Resources

Find a class: Beth Preston of Snohomish teaches weekly tai chi chih classes at the YMCAs in Marysville (360-653-9622) Mill Creek (425-337-0123; www.ymca-snoco.org), at the Laughing Buddha Yoga Studio in Mill Creek (206-617-1672; laughingbuddhayogastudio.com) and through ArtsNow in Edmonds (425-640-1243; edcc.edu/artsnow). Go to harmony-arts.com to learn more about Preston.

Learn more: Go to www.taichichih.org to learn more about the practice of tai chi chih and to find other local accredited instructors.

Talk to us

> Give us your news tips.

> Send us a letter to the editor.

> More Herald contact information.

More in Life

Music, theater and more: What’s happening in Snohomish County

This weekend, enjoy live music by the beach in Mukilteo, see a free movie in Everett or take in short plays in Edmonds.

Pleasant and progressive, Oslo puts its people first

Every time I come to Norway, I’m fascinated by their experiment in big government, and how little people are bothered by high taxes.

My Apple Vacations voucher doesn’t work! Can I get a refund?

A travel advisor offers Cathy Balsewich an expried $200 credit at a hotel in the Turks and Caicos. Who is responsible?

Dresden detour: Spend a day strolling this vibrant, historic German city

While its streets paint a portrait of its highest highs and lowest lows, Dresden today is in an era of cultural rebirth.

Show, don’t tell: Mindful parents set kids up to learn through experiences

How might the decisions I make for my children today set the stage for their skills, knowledge and attitudes as adults?

Homeowner Ryan Anderson sits on the bunk beds in the ferry quarters at Ferry Cove, the latest feature in the 5-bedroom waterfront vacation rental in Clinton. (Ryan Berry / The Herald)
This Whidbey rental is like walking onto a state ferry

This 5-bedroom beachfront Airbnb has rooms patterned after “The Parent Trap,” “The African Queen” and the ferry Tokitae.

Photo Credit: Erik Kabik Photography/ erikkabik.com
Music, theater and more: What’s happening in Snohomish County

Everett’s Music at the Marina kicks off with Nite Wave tonight, and Harry Connick Jr. comes to Chateau Ste. Michelle this weekend.

Snohomish County PUD takes risk of wildfires seriously.
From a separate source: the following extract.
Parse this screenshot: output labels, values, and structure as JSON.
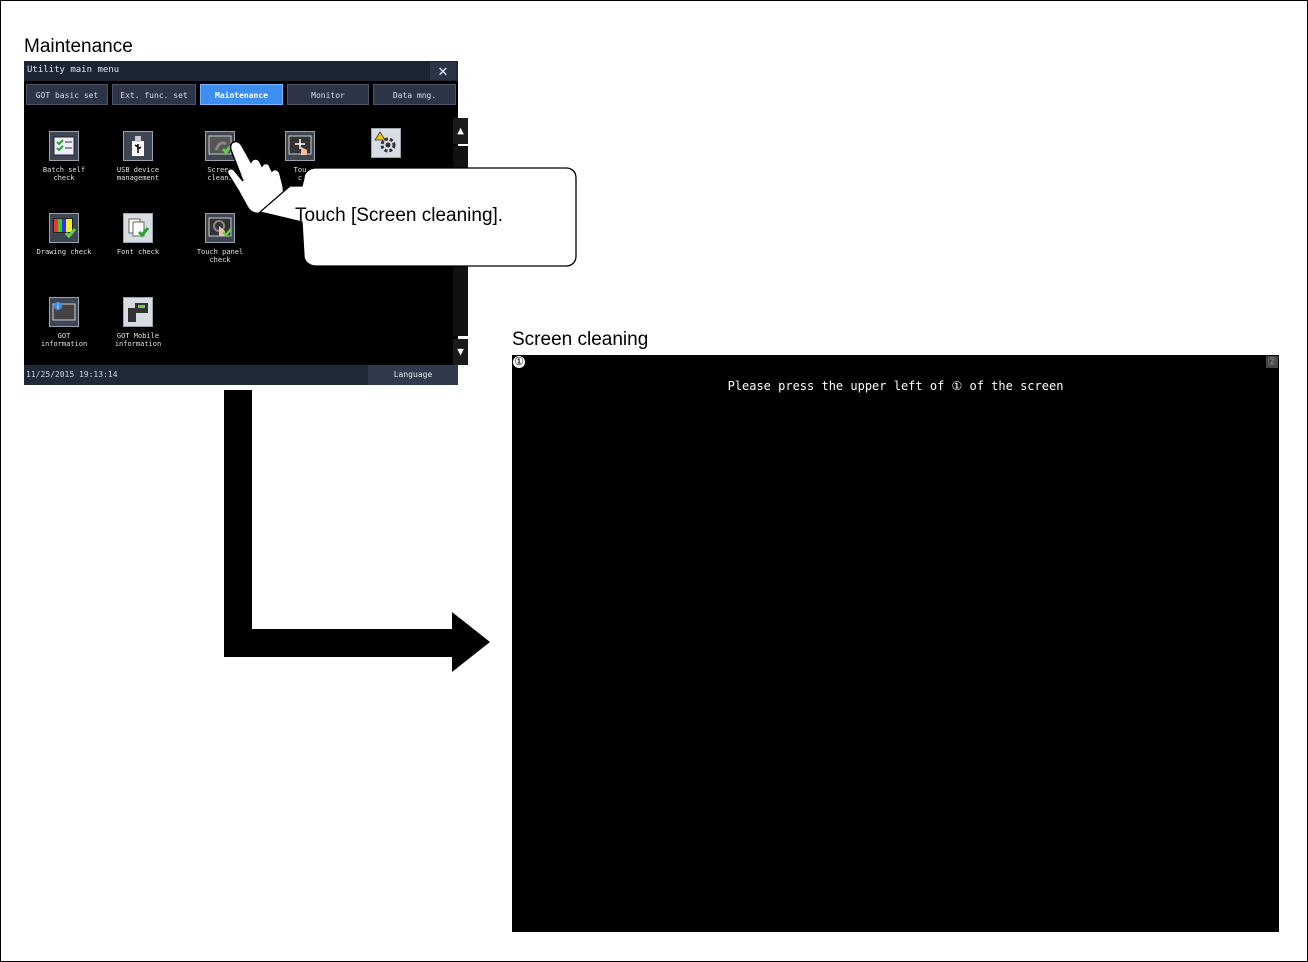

You should, too.

Already this summer, wildfires have burned acres of timber in Spokane, Yakima, Chelan and British Columbia.

A real moose would gobble up your garden. Not this life-sized replica.
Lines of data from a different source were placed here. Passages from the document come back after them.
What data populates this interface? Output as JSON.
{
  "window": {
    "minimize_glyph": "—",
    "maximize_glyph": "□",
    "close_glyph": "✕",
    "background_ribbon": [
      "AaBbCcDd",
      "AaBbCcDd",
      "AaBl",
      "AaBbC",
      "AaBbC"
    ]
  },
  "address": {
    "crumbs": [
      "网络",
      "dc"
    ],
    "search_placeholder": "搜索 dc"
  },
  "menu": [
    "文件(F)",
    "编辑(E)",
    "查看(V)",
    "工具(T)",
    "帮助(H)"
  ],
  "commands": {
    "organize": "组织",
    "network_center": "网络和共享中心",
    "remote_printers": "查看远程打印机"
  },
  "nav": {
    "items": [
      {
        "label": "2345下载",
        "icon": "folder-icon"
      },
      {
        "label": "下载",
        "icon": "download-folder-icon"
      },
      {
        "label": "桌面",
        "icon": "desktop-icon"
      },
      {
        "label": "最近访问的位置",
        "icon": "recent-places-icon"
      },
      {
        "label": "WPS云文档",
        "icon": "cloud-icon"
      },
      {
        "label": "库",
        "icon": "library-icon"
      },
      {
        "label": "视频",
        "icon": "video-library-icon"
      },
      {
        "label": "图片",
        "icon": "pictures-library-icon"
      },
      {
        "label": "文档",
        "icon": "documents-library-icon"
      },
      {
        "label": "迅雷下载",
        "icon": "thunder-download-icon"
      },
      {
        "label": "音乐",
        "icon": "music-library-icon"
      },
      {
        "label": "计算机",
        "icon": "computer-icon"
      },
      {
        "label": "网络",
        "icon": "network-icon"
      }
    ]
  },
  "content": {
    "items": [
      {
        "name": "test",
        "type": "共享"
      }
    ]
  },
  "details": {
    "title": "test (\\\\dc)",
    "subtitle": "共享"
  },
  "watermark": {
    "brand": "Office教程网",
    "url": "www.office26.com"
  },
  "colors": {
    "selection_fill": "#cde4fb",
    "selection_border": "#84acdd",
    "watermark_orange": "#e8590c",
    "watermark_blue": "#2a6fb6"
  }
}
This zinc figure, which sold for $3,328 at auction, might even spook other wild creatures keen on eating your plants.

Great Plant Pick: Smooth hydrangea

known as smooth hydrangea or hydrangea arborescens ‘Annabelle’… Continue reading

Beautiful Pink and Blue Hydrangea Flowers in the Garden on Sunny Summer Day
Take your summer garden to new heights with long-blooming hydrangeas

Old-fashioned mopheads and lacecaps abound, but newer cultivars bloom more and longer. Here’s how to shop for these shrubs.

Fallen soldiers are remembered during the Fourth of July parade in downtown Everett, Washington, on Tuesday, July 4, 2023. (Annie Barker / The Herald)
Music, theater and more: What’s happening in Snohomish County

Take in the Fourth of July in all it’s star-spangled glory, then catch country artists in Monroe and a boys chorus in Edmonds.

Support local journalism

If you value local news, make a gift now to support the trusted journalism you get in The Daily Herald. Donations processed in this system are not tax deductible.